Does my dog have sleep apnoea?
Is it possible that pets can have obstructive sleep apnoea? And if so, can CPAP help treat their symptoms? The answers are yes… and possibly.
As with humans, little Rover’s sleep apnoea would most likely develop over time, either on its own or as result of a separate medical condition or drug he’s taking.1 You’ll probably notice the snoring first, but also note if he’s gasping or choking while asleep, and he may be more tired or irritable during the day as well.2
Sleep apnoea is also more serious for animals in the short term; while it is known to raise the risk of secondary-cause death in humans over time, “there have been several episodes of sudden death in young dogs and cats while sleeping, which are similar to sudden infant death syndrome in humans.”1
OSA and dogs
Your furry friend may be at greater risk of sleep apnoea if they have allergies, short noses that can make breathing difficult (e.g. Boston terriers, mastiffs, rottweilers).2 Much like humans, obesity plays a part as well. Dogs experience apnoeas the same way we do: They temporarily stop breathing, causing their bodies to jolt them awake to take a breath. And as with humans, this constant night-time arousal results in sleep deprivation and all its short- and long-term health risks.
Your vet will often suggest prescription drugs or possibly surgery if their obstructions are caused by malformed nostrils or airways.3 He may also recommend a diet for overweight dogs. CPAP is not a treatment option for hounds right now, but that could someday change thanks to studies like the one in 2011 – on cats.
OSA and cats
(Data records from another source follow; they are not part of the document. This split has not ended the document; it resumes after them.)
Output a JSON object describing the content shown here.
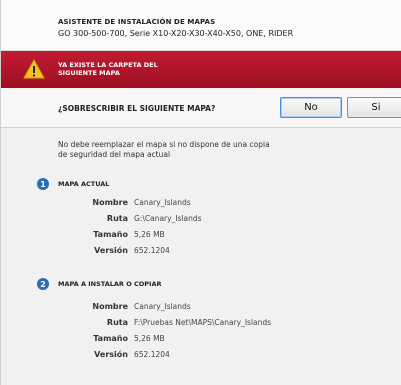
{
  "header": {
    "title": "ASISTENTE DE INSTALACIÓN DE MAPAS",
    "subtitle": "GO 300-500-700, Serie X10-X20-X30-X40-X50, ONE, RIDER"
  },
  "alert": {
    "line1": "YA EXISTE LA CARPETA DEL",
    "line2": "SIGUIENTE MAPA",
    "icon": "warning-icon",
    "color": "#b5162b"
  },
  "question": {
    "text": "¿SOBRESCRIBIR EL SIGUIENTE MAPA?",
    "no_label": "No",
    "si_label": "Si"
  },
  "warning_text": {
    "line1": "No debe reemplazar el mapa si no dispone de una copia",
    "line2": "de seguridad del mapa actual"
  },
  "current_map": {
    "number": "1",
    "title": "MAPA ACTUAL",
    "fields": [
      {
        "label": "Nombre",
        "value": "Canary_Islands"
      },
      {
        "label": "Ruta",
        "value": "G:\\Canary_Islands"
      },
      {
        "label": "Tamaño",
        "value": "5,26 MB"
      },
      {
        "label": "Versión",
        "value": "652.1204"
      }
    ]
  },
  "new_map": {
    "number": "2",
    "title": "MAPA A INSTALAR O COPIAR",
    "fields": [
      {
        "label": "Nombre",
        "value": "Canary_Islands"
      },
      {
        "label": "Ruta",
        "value": "F:\\Pruebas Net\\MAPS\\Canary_Islands"
      },
      {
        "label": "Tamaño",
        "value": "5,26 MB"
      },
      {
        "label": "Versión",
        "value": "652.1204"
      }
    ]
  }
}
Your furry feline friends can also have OSA, particularly overweight and obese cats, and Persians due to their shortened muzzles and the breathing problems that can result from them.4 As always, Shadow snores will be the most noticeable sign that something may be wrong. If so, the most common treatment is surgery if the vet thinks it’s necessary. Interestingly though, in 2011 researchers successfully treated cats with OSA by using CPAP. Their study is described as “the first report of CPAP being used as an effective treatment for OSA in an animal.”5
What if my pet sleeps poorly?
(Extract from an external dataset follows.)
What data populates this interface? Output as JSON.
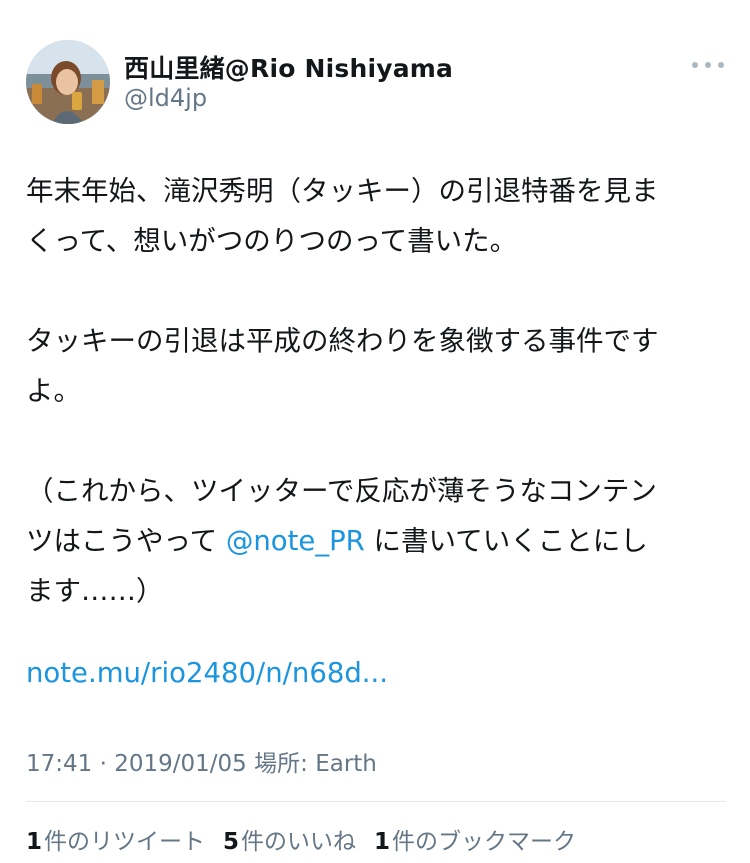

Time will tell whether this CPAP study will lead to more research into sleep apnoea in animals and whether CPAP can effectively treat itBut we do know that animals can have sleep apnoea, and that it has an equally harmful effect on their sleep.
Has your pet ever experienced sleep problems? If so, please share what condition they had and how you or your vet decided to treat it.
Sleep and Health Journal. Do animals have sleep disorders? 2009. http://www.sleepandhealth.com/do-animals-have-sleep-disorders (accessed February 2, 2016).
Rodriguez JS. Does my dog have sleep apnoea? Advanced Sleep Medicine Services 2015. http://www.sleepdr.com/blog/does-my-dog-have-sleep-apnoea (accessed February 2, 2016).
Wondra S. Common dog sleep disorders. PetCareRx 2013. https://www.petcarerx.com/article/common-dog-sleep-disorders/896 (accessed February 2, 2016).
Alling M. Common cat sleep disorders. PetCareRx 2013. https://www.petcarerx.com/article/common-cat-sleep-disorders/893 (accessed February 2, 2016).
Neuzeret PC et al. A new animal model of obstructive sleep apnoea responding to continuous positive airway pressure. Sleep 2011;34(4):541–8.